**What needs to be done:**
If a line of the records contains the word "copy", list it.

**Provided material:**

[Start of section]

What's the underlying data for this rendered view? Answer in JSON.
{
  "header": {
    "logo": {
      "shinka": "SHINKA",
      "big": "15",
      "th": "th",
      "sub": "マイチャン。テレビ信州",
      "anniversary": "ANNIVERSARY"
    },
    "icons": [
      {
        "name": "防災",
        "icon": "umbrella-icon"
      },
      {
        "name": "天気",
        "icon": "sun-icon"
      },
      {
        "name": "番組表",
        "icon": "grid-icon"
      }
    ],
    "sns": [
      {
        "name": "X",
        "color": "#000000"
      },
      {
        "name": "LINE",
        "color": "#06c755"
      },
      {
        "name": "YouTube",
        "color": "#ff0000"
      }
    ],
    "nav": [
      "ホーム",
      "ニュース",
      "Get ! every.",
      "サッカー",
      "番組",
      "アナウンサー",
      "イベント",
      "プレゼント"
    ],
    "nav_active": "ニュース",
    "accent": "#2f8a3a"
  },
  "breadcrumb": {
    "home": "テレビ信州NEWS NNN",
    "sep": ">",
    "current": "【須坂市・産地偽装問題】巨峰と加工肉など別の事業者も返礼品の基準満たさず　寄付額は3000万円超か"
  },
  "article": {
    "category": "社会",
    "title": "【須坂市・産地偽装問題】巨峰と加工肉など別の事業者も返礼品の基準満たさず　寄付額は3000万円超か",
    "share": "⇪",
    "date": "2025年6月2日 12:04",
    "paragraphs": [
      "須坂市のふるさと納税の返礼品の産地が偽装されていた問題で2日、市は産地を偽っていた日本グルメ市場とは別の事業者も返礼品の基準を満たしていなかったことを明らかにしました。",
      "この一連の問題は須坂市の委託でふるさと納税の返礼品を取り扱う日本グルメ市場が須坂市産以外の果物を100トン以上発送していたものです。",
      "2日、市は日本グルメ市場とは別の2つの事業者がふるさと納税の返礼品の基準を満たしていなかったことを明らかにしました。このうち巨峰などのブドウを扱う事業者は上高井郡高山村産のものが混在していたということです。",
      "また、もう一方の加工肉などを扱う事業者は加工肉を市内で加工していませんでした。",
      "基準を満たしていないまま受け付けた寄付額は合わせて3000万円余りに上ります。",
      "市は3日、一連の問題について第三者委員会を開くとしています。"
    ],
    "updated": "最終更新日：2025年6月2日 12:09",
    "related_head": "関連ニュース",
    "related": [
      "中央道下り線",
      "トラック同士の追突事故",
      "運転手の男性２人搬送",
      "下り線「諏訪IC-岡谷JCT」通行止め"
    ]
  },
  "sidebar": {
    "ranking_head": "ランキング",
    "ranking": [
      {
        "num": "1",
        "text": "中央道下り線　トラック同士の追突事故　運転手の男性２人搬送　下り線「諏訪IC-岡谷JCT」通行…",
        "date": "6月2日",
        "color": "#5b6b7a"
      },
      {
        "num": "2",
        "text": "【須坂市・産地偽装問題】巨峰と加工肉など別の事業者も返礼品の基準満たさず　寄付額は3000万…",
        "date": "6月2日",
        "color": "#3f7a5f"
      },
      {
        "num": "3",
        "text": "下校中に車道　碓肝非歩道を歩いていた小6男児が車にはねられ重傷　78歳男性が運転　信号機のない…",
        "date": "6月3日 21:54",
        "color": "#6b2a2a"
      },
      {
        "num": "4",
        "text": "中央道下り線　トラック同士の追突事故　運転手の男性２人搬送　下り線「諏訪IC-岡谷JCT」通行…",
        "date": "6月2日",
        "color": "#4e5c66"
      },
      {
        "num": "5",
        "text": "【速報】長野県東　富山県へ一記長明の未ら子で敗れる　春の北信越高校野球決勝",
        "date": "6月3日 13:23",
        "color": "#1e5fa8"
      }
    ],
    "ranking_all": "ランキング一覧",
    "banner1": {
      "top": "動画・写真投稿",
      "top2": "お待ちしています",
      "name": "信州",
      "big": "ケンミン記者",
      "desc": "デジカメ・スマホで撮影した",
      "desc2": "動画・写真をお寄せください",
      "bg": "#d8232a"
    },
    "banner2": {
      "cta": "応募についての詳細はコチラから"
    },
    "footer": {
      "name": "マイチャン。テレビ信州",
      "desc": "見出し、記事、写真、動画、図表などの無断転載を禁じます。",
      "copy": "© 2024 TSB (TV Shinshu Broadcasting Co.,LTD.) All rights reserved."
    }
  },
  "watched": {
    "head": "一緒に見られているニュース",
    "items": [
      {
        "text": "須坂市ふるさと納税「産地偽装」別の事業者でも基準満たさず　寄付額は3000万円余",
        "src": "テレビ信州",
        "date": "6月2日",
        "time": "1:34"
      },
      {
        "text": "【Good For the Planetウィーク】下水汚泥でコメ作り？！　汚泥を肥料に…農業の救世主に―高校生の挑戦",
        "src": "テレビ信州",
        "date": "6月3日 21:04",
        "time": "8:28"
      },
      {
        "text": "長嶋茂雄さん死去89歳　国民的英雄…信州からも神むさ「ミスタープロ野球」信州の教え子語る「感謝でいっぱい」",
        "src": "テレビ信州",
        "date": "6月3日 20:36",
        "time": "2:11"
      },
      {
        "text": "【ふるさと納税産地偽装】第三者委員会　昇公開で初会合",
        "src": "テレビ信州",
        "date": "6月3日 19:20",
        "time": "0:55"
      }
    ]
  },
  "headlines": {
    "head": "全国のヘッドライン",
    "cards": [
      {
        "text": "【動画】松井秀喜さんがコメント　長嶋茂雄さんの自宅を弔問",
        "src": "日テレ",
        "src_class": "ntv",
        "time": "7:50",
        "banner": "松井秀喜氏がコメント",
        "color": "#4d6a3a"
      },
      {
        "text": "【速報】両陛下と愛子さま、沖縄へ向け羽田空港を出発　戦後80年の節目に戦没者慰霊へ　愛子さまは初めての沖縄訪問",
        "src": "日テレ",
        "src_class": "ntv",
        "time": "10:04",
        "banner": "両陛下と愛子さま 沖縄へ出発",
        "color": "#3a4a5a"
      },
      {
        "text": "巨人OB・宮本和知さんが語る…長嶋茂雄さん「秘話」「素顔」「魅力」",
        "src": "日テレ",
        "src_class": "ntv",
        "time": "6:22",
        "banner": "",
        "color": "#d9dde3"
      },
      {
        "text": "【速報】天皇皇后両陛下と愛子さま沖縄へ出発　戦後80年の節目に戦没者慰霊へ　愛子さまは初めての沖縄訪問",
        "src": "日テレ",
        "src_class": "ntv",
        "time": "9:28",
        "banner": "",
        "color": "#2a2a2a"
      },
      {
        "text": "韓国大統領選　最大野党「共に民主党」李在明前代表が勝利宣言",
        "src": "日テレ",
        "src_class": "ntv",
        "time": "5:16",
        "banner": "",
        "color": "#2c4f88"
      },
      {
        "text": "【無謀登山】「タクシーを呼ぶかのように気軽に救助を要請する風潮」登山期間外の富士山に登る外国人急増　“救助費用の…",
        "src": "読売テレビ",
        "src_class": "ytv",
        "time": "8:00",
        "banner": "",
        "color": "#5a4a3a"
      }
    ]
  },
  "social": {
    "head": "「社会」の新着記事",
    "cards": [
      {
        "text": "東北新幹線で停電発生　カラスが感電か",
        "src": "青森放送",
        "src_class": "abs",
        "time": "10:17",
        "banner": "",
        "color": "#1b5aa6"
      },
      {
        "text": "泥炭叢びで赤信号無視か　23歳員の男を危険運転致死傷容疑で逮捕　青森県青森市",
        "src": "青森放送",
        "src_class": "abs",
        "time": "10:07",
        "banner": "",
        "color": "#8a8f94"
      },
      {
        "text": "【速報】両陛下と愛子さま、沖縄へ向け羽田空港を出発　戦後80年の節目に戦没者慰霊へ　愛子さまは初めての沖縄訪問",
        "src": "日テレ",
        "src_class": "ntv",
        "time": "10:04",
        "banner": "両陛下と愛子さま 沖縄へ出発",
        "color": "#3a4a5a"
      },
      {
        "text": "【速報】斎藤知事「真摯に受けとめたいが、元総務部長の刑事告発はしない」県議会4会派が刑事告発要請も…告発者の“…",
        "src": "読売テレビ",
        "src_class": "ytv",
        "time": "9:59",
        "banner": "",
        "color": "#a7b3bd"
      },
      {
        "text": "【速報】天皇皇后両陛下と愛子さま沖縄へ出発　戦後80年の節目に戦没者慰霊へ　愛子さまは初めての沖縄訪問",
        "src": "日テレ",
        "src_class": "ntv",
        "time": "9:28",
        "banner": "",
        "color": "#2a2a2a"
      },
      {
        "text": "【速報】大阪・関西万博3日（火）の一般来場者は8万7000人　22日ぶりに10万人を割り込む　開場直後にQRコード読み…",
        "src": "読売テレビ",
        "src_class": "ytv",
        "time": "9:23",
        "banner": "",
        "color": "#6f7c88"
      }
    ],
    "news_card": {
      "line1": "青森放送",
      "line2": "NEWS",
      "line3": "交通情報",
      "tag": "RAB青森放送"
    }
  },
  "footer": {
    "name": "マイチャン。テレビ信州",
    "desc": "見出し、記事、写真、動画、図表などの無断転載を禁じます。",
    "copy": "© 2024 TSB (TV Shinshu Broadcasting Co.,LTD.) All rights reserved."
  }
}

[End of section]

**Solution to the problem:**
      "copy": "© 2024 TSB (TV Shinshu Broadcasting Co.,LTD.) All rights reserved."
    "copy": "© 2024 TSB (TV Shinshu Broadcasting Co.,LTD.) All rights reserved."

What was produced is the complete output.